State of the Union 2014: Lessons for the UK?

Last night, President Obama delivered his annual State of the Union address in which he outlined some of the measures required in order for the US to reform and grow its economy.

His remarks on tax, small businesses and innovation in particular however, raise some important lessons for the UK’s ability to compete globally – both now and in the future.

“…Let’s work together to close those loopholes, end those incentives to ship jobs overseas, and lower tax rates for businesses that create jobs here at home.”

The UK must also seek to remain competitive against measures taken by other nations, and incentivise our manufacturing businesses in the tax system. As the ADS’ 2014 budget submission suggests, further reform of capital allowances, an increase R&D tax credits limits and a re-introduction of the industrial buildings allowance will help to ensure that companies  see the UK as a good place to invest.

“…Let’s do more to help the entrepreneurs and small business owners who create most new jobs in America.

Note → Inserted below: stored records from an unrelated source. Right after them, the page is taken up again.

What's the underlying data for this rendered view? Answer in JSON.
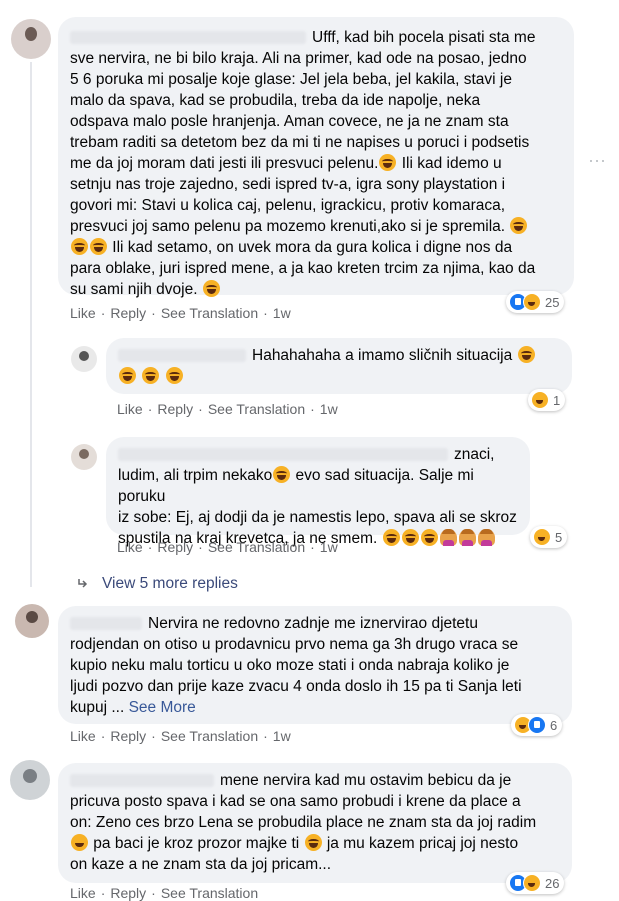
{
  "actions": {
    "like": "Like",
    "reply": "Reply",
    "translate": "See Translation",
    "time": "1w",
    "see_more": "See More",
    "view_more_replies": "View 5 more replies"
  },
  "comments": [
    {
      "text": "Ufff, kad bih pocela pisati sta me\nsve nervira, ne bi bilo kraja. Ali na primer, kad ode na posao, jedno\n5 6 poruka mi posalje koje glase: Jel jela beba, jel kakila, stavi je\nmalo da spava, kad se probudila, treba da ide napolje, neka\nodspava malo posle hranjenja. Aman covece, ne ja ne znam sta\ntrebam raditi sa detetom bez da mi ti ne napises u poruci i podsetis\nme da joj moram dati jesti ili presvuci pelenu.",
      "text2": " Ili kad idemo u\nsetnju nas troje zajedno, sedi ispred tv-a, igra sony playstation i\ngovori mi: Stavi u kolica caj, pelenu, igrackicu, protiv komaraca,\npresvuci joj samo pelenu pa mozemo krenuti,ako si je spremila. ",
      "text3": " Ili kad setamo, on uvek mora da gura kolica i digne nos da\npara oblake, juri ispred mene, a ja kao kreten trcim za njima, kao da\nsu sami njih dvoje. ",
      "reactions": "25"
    },
    {
      "text": "Hahahahaha a imamo sličnih situacija ",
      "reactions": "1"
    },
    {
      "text": "znaci,\nludim, ali trpim nekako",
      "text2": " evo sad situacija. Salje mi poruku\niz sobe: Ej, aj dodji da je namestis lepo, spava ali se skroz\nspustila na kraj krevetca, ja ne smem. ",
      "reactions": "5"
    },
    {
      "text": "Nervira ne redovno zadnje me iznervirao djetetu\nrodjendan on otiso u prodavnicu prvo nema ga 3h drugo vraca se\nkupio neku malu torticu u oko moze stati i onda nabraja koliko je\nljudi pozvo dan prije kaze zvacu 4 onda doslo ih 15 pa ti Sanja leti\nkupuj ... ",
      "reactions": "6"
    },
    {
      "text": "mene nervira kad mu ostavim bebicu da je\npricuva posto spava i kad se ona samo probudi i krene da place a\non: Zeno ces brzo Lena se probudila place ne znam sta da joj radim\n",
      "text2": " pa baci je kroz prozor majke ti ",
      "text3": " ja mu kazem pricaj joj nesto\non kaze a ne znam sta da joj pricam...",
      "reactions": "26"
    }
  ],
  "colors": {
    "bubble": "#f0f2f5",
    "meta": "#65676b",
    "like_blue": "#1877f2",
    "haha_yellow": "#f7b125"
  },
  "icons": [
    "like-icon",
    "haha-icon",
    "laughing-emoji",
    "grinning-emoji",
    "woman-facepalm-emoji",
    "reply-arrow-icon",
    "more-options-icon"
  ]
}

Over the past five years, my administration has made more loans to small business owners than any other…“ 

According to the HoC Public Accounts Committee, net lending by banks participating in the UK Funding for Lending scheme has declined by £2.3bn since the scheme was launched – and the number and value of loans backed by the Enterprise Finance Guarantee fell each year between 2010 and 2013. In order to successfully rebalance the UK economy, with a greater focus on manufacturing industries and increasing exports, ensuring these access points are improved so that companies can invest in new equipment and create more training & new jobs, is vital.

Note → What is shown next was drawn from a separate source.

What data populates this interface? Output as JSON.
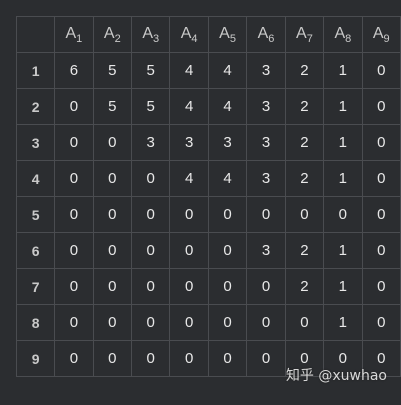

“We know that the nation that goes all-in on innovation today will own the global economy tomorrow….Congress should undo the damage done by last year’s cuts to basic research…”

Obama’s insistence on innovation acting as a key differentiator for future economic growth is message which is becoming much stronger here in the UK. Where emerging economies can sometimes compete on labour and raw material costs, the UK must  allow high technology manufacturing and engineering industries to increase their investment in R&D. Joint industry and government support is instrumental to unlocking  innovation, and will ensure that UK does not find itself in the President’s position – lamenting the future impact of cuts to research funding.